October 6, 2020 dailies

What does it mean to humanize abusers? (Day 2)

I don’t have time to write a lot today, and I thought about “cheating” and posting some half-finished draft content, but then I figured that was defeating the point of this exercise.

From Abby Honald:

I’ve never agreed with “don’t humanize abusers”, and here’s why: We SHOULD humanize them. Here’s why: we will never stop abuse, or protect potential victims, until we make sure everyone knows that most abusers are relatively normal people with (at least some) likable qualities.
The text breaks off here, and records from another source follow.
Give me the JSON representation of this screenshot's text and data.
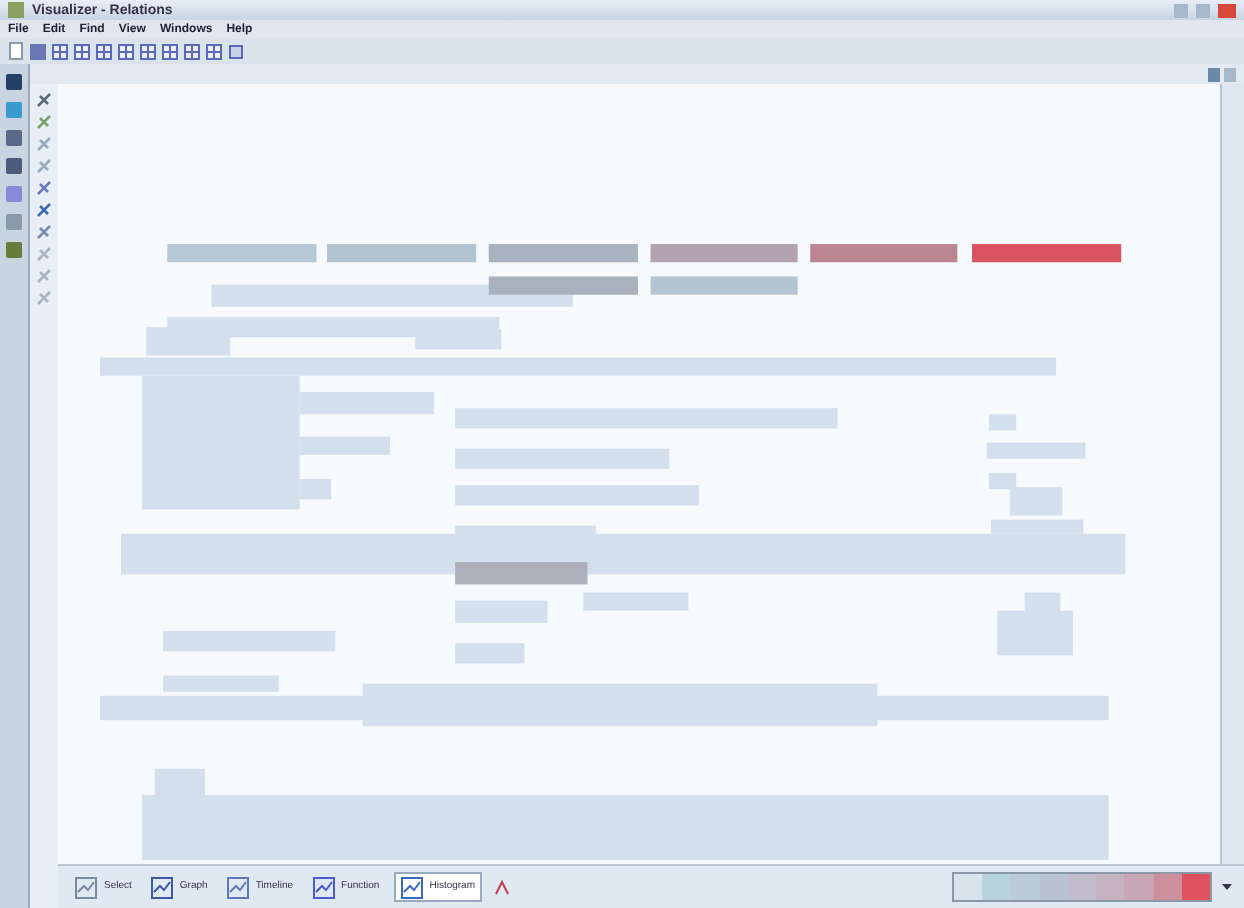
{
  "window": {
    "title": "Visualizer - Relations"
  },
  "menu": [
    "File",
    "Edit",
    "Find",
    "View",
    "Windows",
    "Help"
  ],
  "bottom_tabs": [
    {
      "label": "Select",
      "selected": false
    },
    {
      "label": "Graph",
      "selected": false
    },
    {
      "label": "Timeline",
      "selected": false
    },
    {
      "label": "Function",
      "selected": false
    },
    {
      "label": "Histogram",
      "selected": true
    }
  ]
}
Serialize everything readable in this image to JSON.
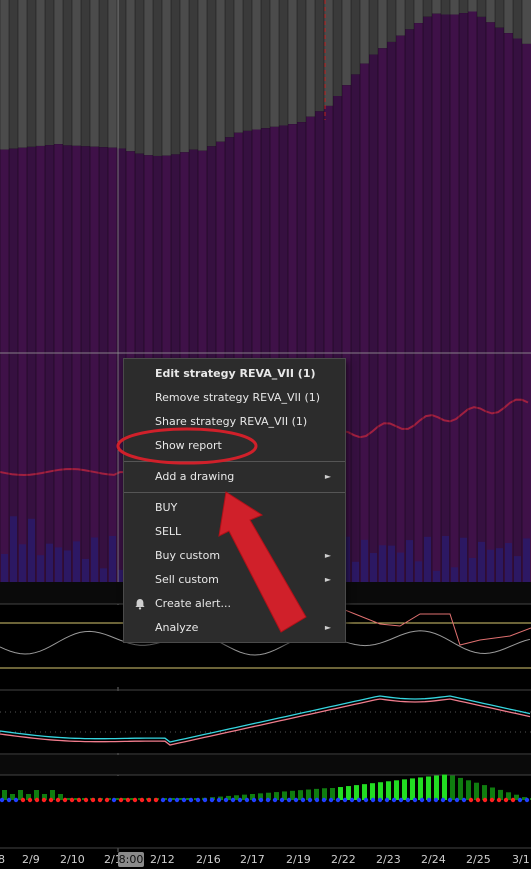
{
  "context_menu": {
    "items": [
      {
        "label": "Edit strategy REVA_VII (1)",
        "bold": true,
        "submenu": false
      },
      {
        "label": "Remove strategy REVA_VII (1)",
        "bold": false,
        "submenu": false
      },
      {
        "label": "Share strategy REVA_VII (1)",
        "bold": false,
        "submenu": false
      },
      {
        "label": "Show report",
        "bold": false,
        "submenu": false,
        "highlighted": true
      },
      {
        "label": "Add a drawing",
        "bold": false,
        "submenu": true
      },
      {
        "label": "BUY",
        "bold": false,
        "submenu": false
      },
      {
        "label": "SELL",
        "bold": false,
        "submenu": false
      },
      {
        "label": "Buy custom",
        "bold": false,
        "submenu": true
      },
      {
        "label": "Sell custom",
        "bold": false,
        "submenu": true
      },
      {
        "label": "Create alert...",
        "bold": false,
        "submenu": false,
        "icon": "bell-icon"
      },
      {
        "label": "Analyze",
        "bold": false,
        "submenu": true
      }
    ]
  },
  "time_axis": {
    "labels": [
      "8",
      "2/9",
      "2/10",
      "2/11",
      "2/12",
      "2/16",
      "2/17",
      "2/19",
      "2/22",
      "2/23",
      "2/24",
      "2/25",
      "3/1"
    ],
    "crosshair_time": "8:00"
  },
  "annotation": {
    "highlight_color": "#d0202a",
    "highlight_target": "Show report",
    "arrow_icon": "arrow-icon"
  },
  "colors": {
    "background": "#000000",
    "purple_fill": "#3d0f45",
    "gray_fill": "#4a4a4a",
    "cyan_line": "#35d6e0",
    "pink_line": "#f07c8c",
    "green_bar": "#22dd22",
    "dark_green_bar": "#0f7d0f",
    "dot_blue": "#2040ff",
    "dot_red": "#ff2020",
    "menu_bg": "#2c2c2c"
  }
}
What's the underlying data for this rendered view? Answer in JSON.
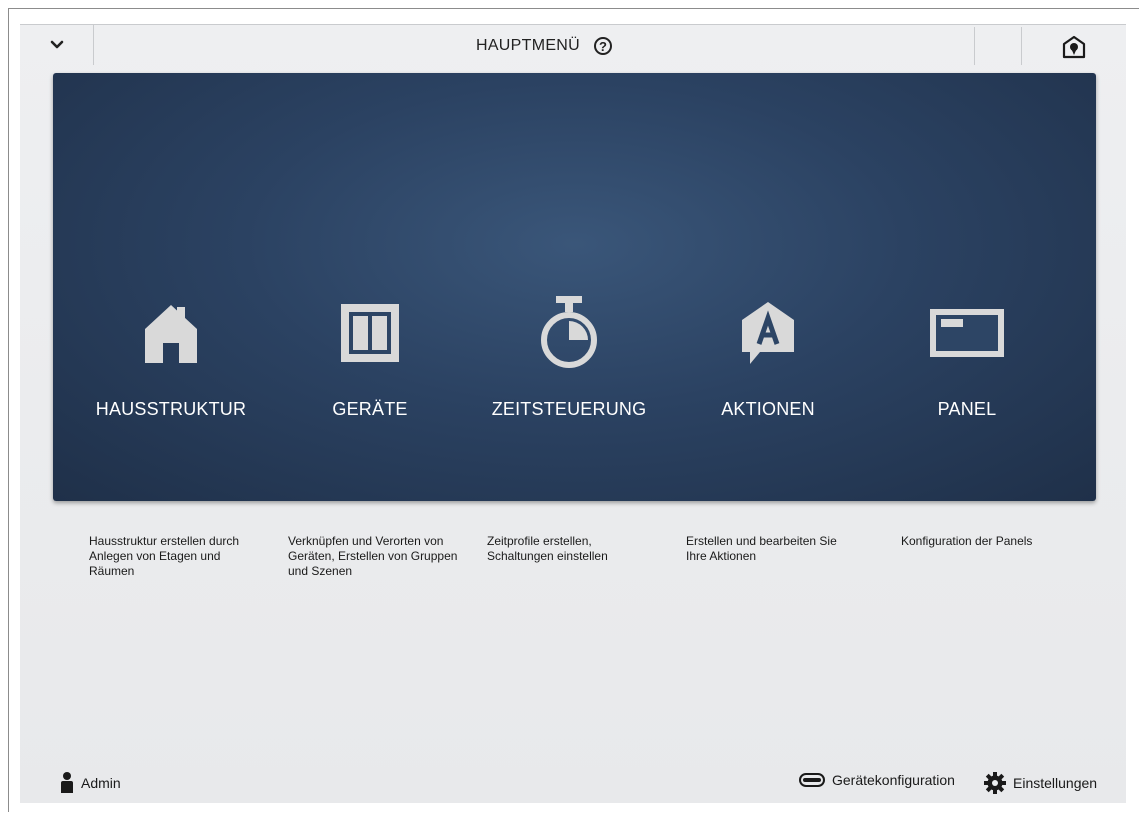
{
  "header": {
    "title": "HAUPTMENÜ",
    "help_glyph": "?",
    "collapse_icon": "chevron-down-icon",
    "right_icon": "house-alert-icon"
  },
  "tiles": [
    {
      "label": "HAUSSTRUKTUR",
      "icon": "house-icon",
      "description": "Hausstruktur erstellen durch Anlegen von Etagen und Räumen"
    },
    {
      "label": "GERÄTE",
      "icon": "switch-icon",
      "description": "Verknüpfen und Verorten von Geräten, Erstellen von Gruppen und Szenen"
    },
    {
      "label": "ZEITSTEUERUNG",
      "icon": "stopwatch-icon",
      "description": "Zeitprofile erstellen, Schaltungen einstellen"
    },
    {
      "label": "AKTIONEN",
      "icon": "action-icon",
      "description": "Erstellen und bearbeiten Sie Ihre Aktionen"
    },
    {
      "label": "PANEL",
      "icon": "panel-icon",
      "description": "Konfiguration der Panels"
    }
  ],
  "footer": {
    "user": "Admin",
    "device_config": "Gerätekonfiguration",
    "settings": "Einstellungen"
  },
  "colors": {
    "panel_dark": "#1f3049",
    "panel_light": "#3a5679",
    "icon_gray": "#d9d9d9",
    "background": "#eceef0"
  }
}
The myth that abusers are some sort of alien monster species is pervasive and problematic because it prevents people from believing victims of abuse. They imagine an “abuser” must be “all bad” and since they have seen some good, the allegation must be false. This isn’t logical, but when are people logical? So I agree, it’s important to change this cultural misperception. Those who abuse their power are not demons, however diabolical their actions to their victims.

That said, humanizing abusers does not mean projecting on them thoughts and intentions that are not theirs. It is difficult—impossible, even—for most people to comprehend why someone would commit an act of child sexual abuse. Therefore, we often assume the molester must have had an out-of-body moment and must feel as awful about it as we imagine we might. In most cases, that is a mistake. It’s more helpful to think about “crimes” you commit without worrying too much about it—say, speeding, or parking in a no-parking zone. This is a better way to imagine the mindset of someone who abuses another: “What’s the big deal? I wasn’t hurting anybody. The rules don’t make sense, anyway.” (This is a good moment to recommend Hunting Warhead again if you are ready for some quite chilling interviews with a serial child sexual abuser who said, “Certainly I didn’t hurt anybody as far as I’m concerned. Not physically anyway…")

I tweeted about this the other day: we tend to imagine abusers are sociopaths (monsters with no empathy) or addicts (good people with a terrible weakness who hate their mistakes), but the truth is that self-justification is part of human nature. The difference between “us” and “them” is what we’ve convinced ourselves is “okay”. This goes for those who fail to take the right steps to investigate abuse, too. As we see over and over, a person’s ideas of what’s okay can change quite quickly when the situation goes from a hypothetical to something specific and personal.

I’m starting to think the word “abuse” is part of the problem. The word conjures up thoughts of “monsters” and “torture” and it makes people defensive and prickly. It is not helpful to divide the world into “abusers” and “good people” when reality has much more nuance to it.

We are relational beings. We want things of each other—that is normal. In a healthy state, we would ask for what we want and accept the other’s right to say no. But there are so many unhealthy behaviors that we normalize. Before the “monstrous” abuser who demands and takes by force is the person who lies and takes by deceit… and before that, the person who manipulates and guilt trips and nags… What else do we accept as normal? That is a topic that deserves its own post.